New Shared Risk Plan Designs

The Act and Regulation permit plan designs that share risk with plan members (either through contributions or benefits). Target benefit plans permit benefit reductions when the plan’s liabilities exceed the assets and contributions coming into the plan are insufficient to eliminate the unfunded liability. In such plans, all members bear risk through the potential of benefit reductions. Jointly sponsored plans share risk through contributions from active members. Under this type of plan, active members contribute based on a specified share of the funding obligation, including a share of any unfunded liability contributions.

Funding and Funding Policies

Written funding policies for benefit formula based plans must be developed and reviewed annually and must contain the following:

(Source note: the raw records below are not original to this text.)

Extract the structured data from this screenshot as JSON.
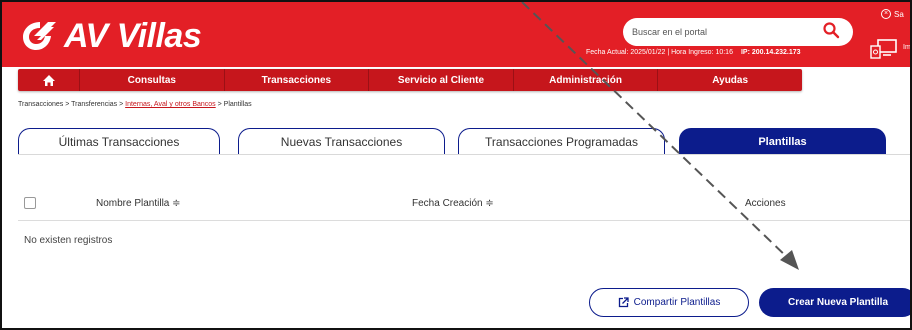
{
  "header": {
    "logo_text": "AV Villas",
    "search_placeholder": "Buscar en el portal",
    "info_date": "Fecha Actual: 2025/01/22 | Hora Ingreso: 10:16",
    "info_ip": "IP: 200.14.232.173",
    "corner_link": "Sa",
    "corner_label": "Im"
  },
  "navbar": {
    "items": [
      "Consultas",
      "Transacciones",
      "Servicio al Cliente",
      "Administración",
      "Ayudas"
    ]
  },
  "breadcrumb": {
    "part1": "Transacciones > Transferencias > ",
    "link": "Internas, Aval y otros Bancos",
    "part2": " > Plantillas"
  },
  "tabs": [
    {
      "label": "Últimas Transacciones",
      "active": false
    },
    {
      "label": "Nuevas Transacciones",
      "active": false
    },
    {
      "label": "Transacciones Programadas",
      "active": false
    },
    {
      "label": "Plantillas",
      "active": true
    }
  ],
  "table": {
    "columns": [
      "Nombre Plantilla ≑",
      "Fecha Creación ≑",
      "Acciones"
    ],
    "empty_text": "No existen registros"
  },
  "buttons": {
    "share": "Compartir Plantillas",
    "create": "Crear Nueva Plantilla"
  },
  "colors": {
    "brand_red": "#e31f26",
    "nav_red": "#c6161c",
    "primary_blue": "#0c1c8c"
  }
}
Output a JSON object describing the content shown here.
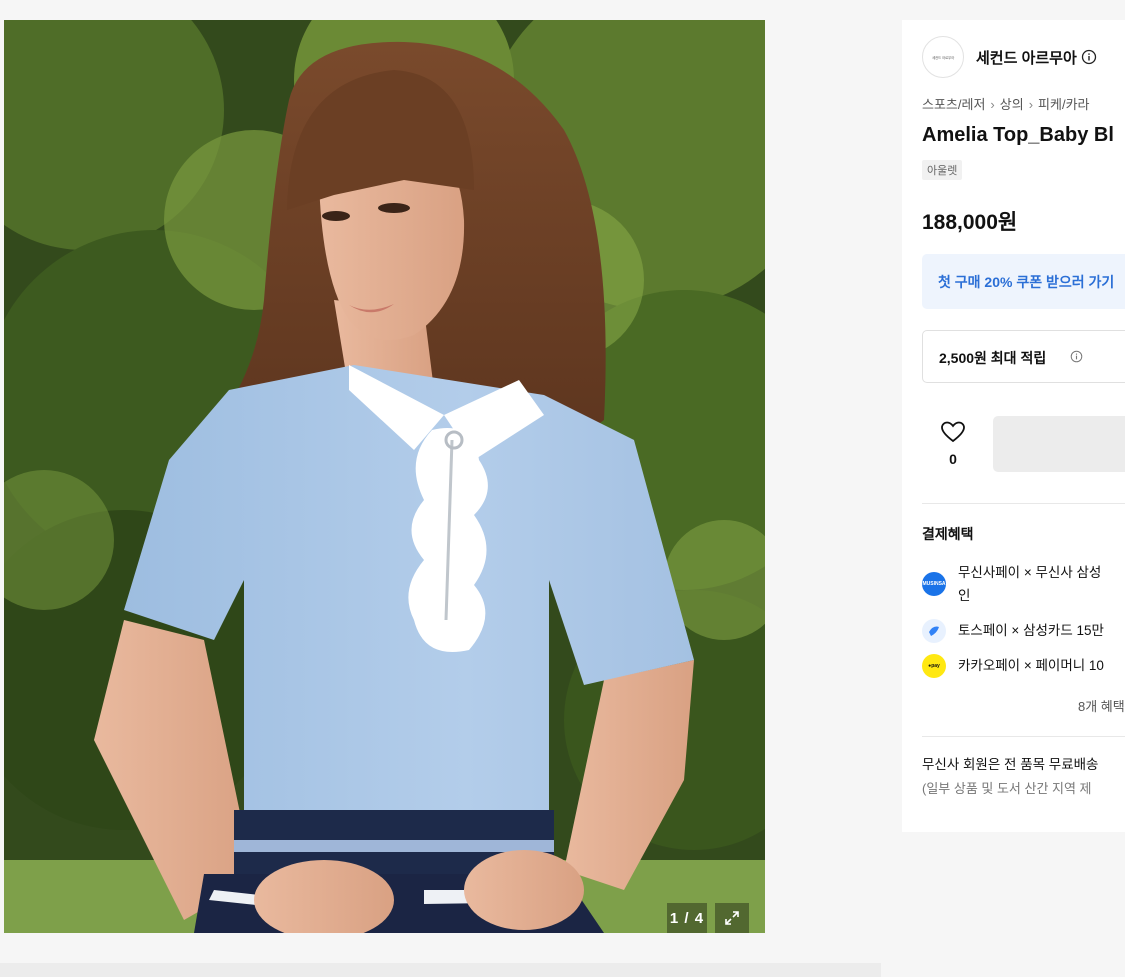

  • Funding objectives relating to benefit security; stability of contributions, benefit levels and contribution levels or thresholds;
  • Identification of key risks that impact plan funding, risk tolerances, and internal controls being used to manage the risks;
  • Expectations for funded ratios;
  • Expectations for elimination of deficits;
  • For shared risk plans, expectations for benefit reductions (if applicable) and contribution increases (if applicable);
  • Use of surplus and actuarial excess; and
  • Frequency of monitoring through valuations.

Sponsors of plans containing defined benefit formula provisions (other than target benefit) may establish solvency reserve accounts within the plan to hold solvency deficiency special payments. When the plan’s solvency ratio exceeds 105%, the plan sponsor can withdraw up to 20% of the accessible solvency surplus each year for the next three years (until the next required valuation).

Target benefit plans must contain prescribed levels of margin (called PfADs), based on the risk factors and investment policy of the plan. Plans will be permitted to phase into these levels of PfADs over the three year period following conversion to a target benefit plan. Stress testing for target benefit plans will also be required to be included in valuations filed with the Superintendent.

Valuation filing dates will be extended to 270 days following the plan year end. 

Participation Flexibility

Plan sponsors will have more flexibility in determining the groups covered by their pension plans, with the removal of the prescribed eligibility classes. Employees who earn more than 35% of the YMPE over a two year period who otherwise meet the plan’s eligibility criteria must still be permitted to join. 

Plans with optional participation may introduce auto-enrollment, provided the employee is provided with the timelines and conditions for them to opt out, in writing.

New Default Funds for DC Members

Plan sponsors who offer investment choice to members of defined contribution plans must now provide a default fund which is either a balanced fund or a target date fund taking into account the member’s age.

Member Disclosure and Communication

Enhanced member disclosure based on the type of plan will be required. In addition, new disclosure requirements apply for retired members, marriage breakdowns, phased retirement and whenever benefits or member contributions are changing.

Timelines

While the Act and Regulation largely come into effect September 1, 2014, some changes are not in force until the end of 2014. Plan administrators and plan sponsors are being given time to make the necessary changes to their plan documents, policies and procedures. The following table summarizes the key deadlines: